## [Problem description]
What you return must match the records exactly.
═════ Data for analysis
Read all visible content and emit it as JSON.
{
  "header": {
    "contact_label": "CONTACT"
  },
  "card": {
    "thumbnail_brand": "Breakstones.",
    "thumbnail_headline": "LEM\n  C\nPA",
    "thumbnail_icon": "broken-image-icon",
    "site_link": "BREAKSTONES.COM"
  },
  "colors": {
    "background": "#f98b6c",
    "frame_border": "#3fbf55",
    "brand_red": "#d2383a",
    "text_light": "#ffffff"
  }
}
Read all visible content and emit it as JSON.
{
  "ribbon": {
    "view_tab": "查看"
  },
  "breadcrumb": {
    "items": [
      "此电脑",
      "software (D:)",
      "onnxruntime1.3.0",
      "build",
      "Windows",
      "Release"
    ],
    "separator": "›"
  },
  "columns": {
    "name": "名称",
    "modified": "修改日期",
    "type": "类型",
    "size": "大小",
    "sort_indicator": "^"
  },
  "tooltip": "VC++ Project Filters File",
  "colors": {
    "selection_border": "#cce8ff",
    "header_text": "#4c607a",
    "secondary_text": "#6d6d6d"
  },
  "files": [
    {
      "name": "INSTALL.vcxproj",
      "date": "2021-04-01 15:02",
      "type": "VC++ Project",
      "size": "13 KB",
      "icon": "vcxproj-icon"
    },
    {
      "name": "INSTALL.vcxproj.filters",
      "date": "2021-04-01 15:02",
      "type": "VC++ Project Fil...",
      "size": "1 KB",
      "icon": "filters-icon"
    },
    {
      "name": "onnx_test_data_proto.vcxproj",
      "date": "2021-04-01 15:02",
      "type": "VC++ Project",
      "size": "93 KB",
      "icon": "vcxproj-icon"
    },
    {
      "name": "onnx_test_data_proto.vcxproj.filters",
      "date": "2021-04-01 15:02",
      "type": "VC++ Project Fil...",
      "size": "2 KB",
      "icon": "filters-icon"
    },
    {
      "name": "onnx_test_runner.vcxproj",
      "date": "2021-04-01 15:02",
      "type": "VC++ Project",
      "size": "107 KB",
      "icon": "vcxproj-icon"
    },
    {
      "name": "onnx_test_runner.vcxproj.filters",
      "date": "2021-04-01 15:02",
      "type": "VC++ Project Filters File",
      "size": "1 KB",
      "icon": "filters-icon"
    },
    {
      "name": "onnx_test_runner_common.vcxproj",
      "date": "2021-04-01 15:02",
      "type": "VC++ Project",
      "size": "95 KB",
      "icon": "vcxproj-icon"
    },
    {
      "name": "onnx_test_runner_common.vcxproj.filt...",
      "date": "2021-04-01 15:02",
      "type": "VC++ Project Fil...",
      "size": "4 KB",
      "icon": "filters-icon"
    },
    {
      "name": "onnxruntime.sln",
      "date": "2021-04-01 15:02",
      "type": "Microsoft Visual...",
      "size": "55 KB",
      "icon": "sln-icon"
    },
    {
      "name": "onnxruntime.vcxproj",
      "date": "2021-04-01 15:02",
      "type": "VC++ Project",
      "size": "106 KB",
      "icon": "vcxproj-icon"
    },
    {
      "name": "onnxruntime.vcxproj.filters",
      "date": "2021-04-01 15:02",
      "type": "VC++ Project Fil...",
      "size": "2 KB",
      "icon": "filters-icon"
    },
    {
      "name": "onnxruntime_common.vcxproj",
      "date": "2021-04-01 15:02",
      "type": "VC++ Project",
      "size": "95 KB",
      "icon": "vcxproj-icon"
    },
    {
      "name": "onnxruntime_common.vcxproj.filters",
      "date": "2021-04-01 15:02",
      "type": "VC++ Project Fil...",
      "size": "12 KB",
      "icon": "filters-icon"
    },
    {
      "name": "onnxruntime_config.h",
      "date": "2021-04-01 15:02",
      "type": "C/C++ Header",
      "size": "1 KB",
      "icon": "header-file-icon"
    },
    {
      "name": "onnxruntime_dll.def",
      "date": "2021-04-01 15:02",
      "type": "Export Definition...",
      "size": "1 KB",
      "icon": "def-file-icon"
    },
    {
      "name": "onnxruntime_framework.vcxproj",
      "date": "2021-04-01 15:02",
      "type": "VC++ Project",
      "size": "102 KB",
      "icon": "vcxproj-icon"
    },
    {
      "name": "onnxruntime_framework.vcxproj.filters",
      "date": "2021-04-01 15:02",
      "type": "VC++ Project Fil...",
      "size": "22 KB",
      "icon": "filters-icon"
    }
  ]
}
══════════
## [Written reply]
Read all visible content and emit it as JSON.
{
  "header": {
    "contact_label": "CONTACT"
  },
  "card": {
    "thumbnail_brand": "Breakstones.",
    "thumbnail_headline": "LEM\n  C\nPA",
    "thumbnail_icon": "broken-image-icon",
    "site_link": "BREAKSTONES.COM"
  },
  "colors": {
    "background": "#f98b6c",
    "frame_border": "#3fbf55",
    "brand_red": "#d2383a",
    "text_light": "#ffffff"
  }
}
Read all visible content and emit it as JSON.
{
  "ribbon": {
    "view_tab": "查看"
  },
  "breadcrumb": {
    "items": [
      "此电脑",
      "software (D:)",
      "onnxruntime1.3.0",
      "build",
      "Windows",
      "Release"
    ],
    "separator": "›"
  },
  "columns": {
    "name": "名称",
    "modified": "修改日期",
    "type": "类型",
    "size": "大小",
    "sort_indicator": "^"
  },
  "tooltip": "VC++ Project Filters File",
  "colors": {
    "selection_border": "#cce8ff",
    "header_text": "#4c607a",
    "secondary_text": "#6d6d6d"
  },
  "files": [
    {
      "name": "INSTALL.vcxproj",
      "date": "2021-04-01 15:02",
      "type": "VC++ Project",
      "size": "13 KB",
      "icon": "vcxproj-icon"
    },
    {
      "name": "INSTALL.vcxproj.filters",
      "date": "2021-04-01 15:02",
      "type": "VC++ Project Fil...",
      "size": "1 KB",
      "icon": "filters-icon"
    },
    {
      "name": "onnx_test_data_proto.vcxproj",
      "date": "2021-04-01 15:02",
      "type": "VC++ Project",
      "size": "93 KB",
      "icon": "vcxproj-icon"
    },
    {
      "name": "onnx_test_data_proto.vcxproj.filters",
      "date": "2021-04-01 15:02",
      "type": "VC++ Project Fil...",
      "size": "2 KB",
      "icon": "filters-icon"
    },
    {
      "name": "onnx_test_runner.vcxproj",
      "date": "2021-04-01 15:02",
      "type": "VC++ Project",
      "size": "107 KB",
      "icon": "vcxproj-icon"
    },
    {
      "name": "onnx_test_runner.vcxproj.filters",
      "date": "2021-04-01 15:02",
      "type": "VC++ Project Filters File",
      "size": "1 KB",
      "icon": "filters-icon"
    },
    {
      "name": "onnx_test_runner_common.vcxproj",
      "date": "2021-04-01 15:02",
      "type": "VC++ Project",
      "size": "95 KB",
      "icon": "vcxproj-icon"
    },
    {
      "name": "onnx_test_runner_common.vcxproj.filt...",
      "date": "2021-04-01 15:02",
      "type": "VC++ Project Fil...",
      "size": "4 KB",
      "icon": "filters-icon"
    },
    {
      "name": "onnxruntime.sln",
      "date": "2021-04-01 15:02",
      "type": "Microsoft Visual...",
      "size": "55 KB",
      "icon": "sln-icon"
    },
    {
      "name": "onnxruntime.vcxproj",
      "date": "2021-04-01 15:02",
      "type": "VC++ Project",
      "size": "106 KB",
      "icon": "vcxproj-icon"
    },
    {
      "name": "onnxruntime.vcxproj.filters",
      "date": "2021-04-01 15:02",
      "type": "VC++ Project Fil...",
      "size": "2 KB",
      "icon": "filters-icon"
    },
    {
      "name": "onnxruntime_common.vcxproj",
      "date": "2021-04-01 15:02",
      "type": "VC++ Project",
      "size": "95 KB",
      "icon": "vcxproj-icon"
    },
    {
      "name": "onnxruntime_common.vcxproj.filters",
      "date": "2021-04-01 15:02",
      "type": "VC++ Project Fil...",
      "size": "12 KB",
      "icon": "filters-icon"
    },
    {
      "name": "onnxruntime_config.h",
      "date": "2021-04-01 15:02",
      "type": "C/C++ Header",
      "size": "1 KB",
      "icon": "header-file-icon"
    },
    {
      "name": "onnxruntime_dll.def",
      "date": "2021-04-01 15:02",
      "type": "Export Definition...",
      "size": "1 KB",
      "icon": "def-file-icon"
    },
    {
      "name": "onnxruntime_framework.vcxproj",
      "date": "2021-04-01 15:02",
      "type": "VC++ Project",
      "size": "102 KB",
      "icon": "vcxproj-icon"
    },
    {
      "name": "onnxruntime_framework.vcxproj.filters",
      "date": "2021-04-01 15:02",
      "type": "VC++ Project Fil...",
      "size": "22 KB",
      "icon": "filters-icon"
    }
  ]
}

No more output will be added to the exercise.